|Location||18 S. Janesville St., Milton, Wisconsin|
|Architectural style||No Style Listed|
|MPS||Grout Buildings in Milton TR (AD)|
|NRHP Reference #||72000065|
|Added to NRHP||February 1, 1972|
|Designated NHL||August 6, 1998|
Milton House, also known as Joseph Goodrich House and Cabin, is a historic building in Milton, Wisconsin. It is believed to have been a stop on the Underground Railroad, which was an informal means of escape for slaves. In addition, the building is believed to be the first grout building built in the United States. It is also known for its hexagonal shape.
Joseph Goodrich, known for his anti-slavery sentiments, built the Milton House Inn, which is located near a once frequently traveled stagecoach line. Because of its proximity to this transportation route, it was a popular rest stop for travelers and runaway slaves. A tunnel connects the main building to a nearby cabin. The circumstances in which the tunnel was constructed are unknown, though it may have been used to hide slaves.

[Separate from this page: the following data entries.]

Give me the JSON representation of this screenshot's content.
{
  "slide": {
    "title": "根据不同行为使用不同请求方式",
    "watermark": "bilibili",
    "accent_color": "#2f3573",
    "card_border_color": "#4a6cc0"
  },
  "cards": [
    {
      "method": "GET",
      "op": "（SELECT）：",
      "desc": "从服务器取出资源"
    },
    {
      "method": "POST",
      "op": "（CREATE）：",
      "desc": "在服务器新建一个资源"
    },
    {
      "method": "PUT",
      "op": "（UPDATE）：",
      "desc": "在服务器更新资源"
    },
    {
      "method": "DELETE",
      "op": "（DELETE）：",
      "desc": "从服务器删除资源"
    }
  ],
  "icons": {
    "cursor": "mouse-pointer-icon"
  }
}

In 1937 the house was in poor condition, uninhabited, and was threatened with being demolished. The Milton Historical Society acquired and restored the building. In 1996, an addition was constructed to restore the exterior to its 1885 appearance.
The house and cabin are open to the public via guided tours.

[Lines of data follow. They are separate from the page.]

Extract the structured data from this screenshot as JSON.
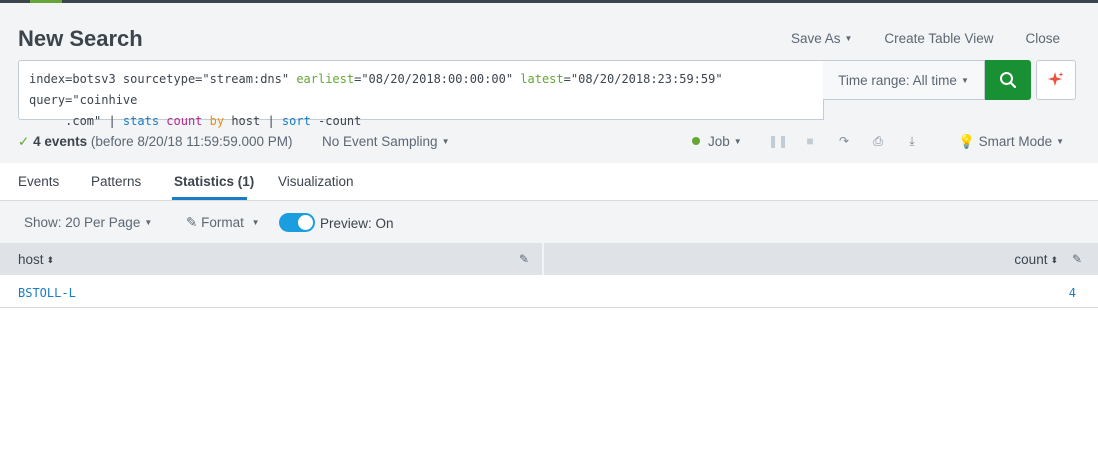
{
  "header": {
    "title": "New Search",
    "save_as": "Save As",
    "create_table_view": "Create Table View",
    "close": "Close"
  },
  "search": {
    "q1": "index=botsv3 sourcetype=\"stream:dns\" ",
    "q2": "earliest",
    "q3": "=\"08/20/2018:00:00:00\" ",
    "q4": "latest",
    "q5": "=\"08/20/2018:23:59:59\" query=\"coinhive\n     .com\" | ",
    "q6": "stats",
    "q7": " ",
    "q8": "count",
    "q9": " ",
    "q10": "by",
    "q11": " host | ",
    "q12": "sort",
    "q13": " -count",
    "time_range": "Time range: All time"
  },
  "status": {
    "events_count": "4 events",
    "events_detail": "(before 8/20/18 11:59:59.000 PM)",
    "sampling": "No Event Sampling",
    "job": "Job",
    "mode": "Smart Mode"
  },
  "tabs": [
    {
      "label": "Events"
    },
    {
      "label": "Patterns"
    },
    {
      "label": "Statistics (1)"
    },
    {
      "label": "Visualization"
    }
  ],
  "options": {
    "per_page": "Show: 20 Per Page",
    "format": "Format",
    "preview": "Preview: On"
  },
  "table": {
    "columns": [
      "host",
      "count"
    ],
    "rows": [
      {
        "host": "BSTOLL-L",
        "count": "4"
      }
    ]
  },
  "colors": {
    "accent_green": "#65a637",
    "search_button": "#1a9035",
    "link_blue": "#1a7cc4",
    "toggle_blue": "#1a9ee0"
  }
}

|Wikimedia Commons has media related to Milton House.|
- "National Register Information System". National Register of Historic Places. National Park Service. 2007-01-23.
- "Milton House". National Historic Landmark summary listing. National Park Service. Retrieved 2007-10-13.
- Miller, Elizabeth L. (December 1, 1997). PDF (405 KB). National Park Service. and PDF (1.80 MB)
- Official website
- Historic American Buildings Survey (HABS) No. WI-119, "Milton House, Fort Atkinson Street, Milton, Rock County, WI", 1 photo, 6 measured drawings, 3 data pages, supplemental material
- National Park Service Network to Freedom
- Wisconsin Historical Society
- Milton House Museum Facebook Page
|This article about a property in Wisconsin on the National Register of Historic Places is a stub. You can help Wikipedia by expanding it.|
|This Wisconsin museum-related article is a stub. You can help Wikipedia by expanding it.|